You see the other really tedious thing about sanding is you have to do it properly. You cant do a half-assed job of it, or it shows in the final result. And forever after you will only see that one spot that you skimped on whenever you look at the finished piece. You will never be able to look at the whole thing and feel a deep sense of satisfaction, you will be haunted by that one patch that Could Have Been Better. So you have to be pedantic about sanding.
Finally, the sanding was done. Not ‘good enough’ done, but properly done. I had a large glass of wine to celebrate. And then another one. The dog heaved a huge sigh of relief. [I actually dont really vacuum my dog].
Now I was ready for the fun part. When you finish sanding, you turn the corner from pulling it apart and repairing it, to putting it back together. Putting it back together is way more fun that pulling it apart. It is when you start to see the results of all your hard work.
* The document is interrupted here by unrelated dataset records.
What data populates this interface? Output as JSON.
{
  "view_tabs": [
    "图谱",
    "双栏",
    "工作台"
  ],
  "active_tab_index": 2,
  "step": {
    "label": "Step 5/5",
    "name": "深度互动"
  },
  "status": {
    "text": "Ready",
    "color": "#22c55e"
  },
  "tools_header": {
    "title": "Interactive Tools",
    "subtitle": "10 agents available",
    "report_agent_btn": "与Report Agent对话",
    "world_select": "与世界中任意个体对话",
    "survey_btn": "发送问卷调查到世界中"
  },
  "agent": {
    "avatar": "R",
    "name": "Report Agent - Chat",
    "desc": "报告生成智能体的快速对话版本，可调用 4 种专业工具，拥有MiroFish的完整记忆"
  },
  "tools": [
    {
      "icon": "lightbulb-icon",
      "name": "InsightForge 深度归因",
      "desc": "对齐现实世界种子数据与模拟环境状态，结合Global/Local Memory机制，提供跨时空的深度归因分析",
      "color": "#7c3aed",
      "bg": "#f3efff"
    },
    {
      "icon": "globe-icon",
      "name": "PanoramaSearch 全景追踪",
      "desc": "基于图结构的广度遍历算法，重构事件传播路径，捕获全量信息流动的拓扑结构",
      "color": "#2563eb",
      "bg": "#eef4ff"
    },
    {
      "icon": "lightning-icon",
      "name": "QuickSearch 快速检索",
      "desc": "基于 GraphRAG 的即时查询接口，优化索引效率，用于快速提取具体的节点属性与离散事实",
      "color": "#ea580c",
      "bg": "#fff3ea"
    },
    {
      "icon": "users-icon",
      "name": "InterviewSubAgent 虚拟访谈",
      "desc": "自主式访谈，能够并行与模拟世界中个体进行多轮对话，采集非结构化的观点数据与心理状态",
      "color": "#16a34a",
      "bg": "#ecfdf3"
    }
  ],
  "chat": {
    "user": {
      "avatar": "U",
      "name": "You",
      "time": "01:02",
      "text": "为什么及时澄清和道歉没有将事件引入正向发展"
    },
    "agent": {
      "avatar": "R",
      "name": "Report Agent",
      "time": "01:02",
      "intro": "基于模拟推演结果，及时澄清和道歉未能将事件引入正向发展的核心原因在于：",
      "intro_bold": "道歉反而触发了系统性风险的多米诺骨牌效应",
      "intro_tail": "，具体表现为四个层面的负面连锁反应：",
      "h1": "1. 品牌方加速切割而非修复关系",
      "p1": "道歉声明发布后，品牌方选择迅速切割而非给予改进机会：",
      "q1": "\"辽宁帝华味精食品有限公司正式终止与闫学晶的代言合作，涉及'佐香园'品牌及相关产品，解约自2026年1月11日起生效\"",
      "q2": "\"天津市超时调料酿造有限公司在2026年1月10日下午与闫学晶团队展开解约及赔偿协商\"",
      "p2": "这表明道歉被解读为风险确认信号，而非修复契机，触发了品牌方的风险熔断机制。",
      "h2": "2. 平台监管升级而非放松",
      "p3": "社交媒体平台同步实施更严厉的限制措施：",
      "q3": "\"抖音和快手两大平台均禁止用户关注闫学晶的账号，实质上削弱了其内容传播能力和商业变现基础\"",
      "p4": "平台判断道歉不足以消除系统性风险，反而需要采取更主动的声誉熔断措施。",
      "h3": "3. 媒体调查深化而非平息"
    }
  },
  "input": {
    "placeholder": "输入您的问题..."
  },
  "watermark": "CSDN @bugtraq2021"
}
A couple of weeks before I finally finished the sanding, I started work on my ebonizing solution. Ebonizing is a process where you blacken your wood so it looks like ebony. It is kind of like staining, but it is a more traditional process. If you are interested in ebonizing then check out this article in Popular Woodworking. In a wonderful fit of alchemical joy, feeling rather like the wicked witch of the west, I had mixed my brew of vinegar and steel wool, and left it to bubble away for 2 weeks.
The article suggested using coffee filter papers to strain off the solids, but I didn’t have any of those, so I used an old pair of tights to get the big stuff, and some kitchen paper to get the fine stuff. I needed one more thing before I started. A nice cup of tea.
Not to drink, but the tannic acid in tea helps the uptake of the iron in the ebonizing solution, making the wood darker, more quickly.
I tested an unseen part of the rocker first, just in case it was a complete disaster.
Now before all you well-intentioned purists start to raise your eyebrows about doing this to an antique chair, I will just make 2 points. 1. See my above comment about the bolts, above. 2. ebonizing was, in fact, a popular wood finish at the time this chair was made, so it is ‘in keeping’ with then contemporary practices. So there!
Ebonzing was fun and quick. Such a relief after that never-ending sanding.
Once the chair was dry I was ready to start lacquering. I’ve never used lacquer before, but the nice man in the hardware store (not my usual guy-who-seems-to-know-something-at-the-hardware-store, but another one who sounded like he knew what he was talking about) assured me it was the thing to use. I don’t know any of the brands here, and things are called different names, so I am in their hands, really … alas.
I would never use lacquer again. First, it makes you high as a kite (or at least that is my story and I am sticking to it). So I had to trudge BACK to the hardware store to get myself a proper fume mask. Either that or make friends with the cheerful little green elephants who suddenly appeared to lend a hand, erm trunk. Second, it takes layer after layer after layer after layer … after the 6th layer I was getting cross. At the 8th layer it finally looked nice and shiny like I wanted it to. I was finally ready to upholster. I popped the chair out in the sun to help cure the lacquer and when I came back … it had bubbled. So I had to sand it back and start again. I hate lacquer. I didn’t take any photos of this because I was just too demoralized … it was a low point in the project.
Eventually, it was done. Black and shiny, mmm mmmmm! Perfect! I was ready to start the final stage. The fun stage. The upholstery stage.
Read the final installment of my rocker saga here.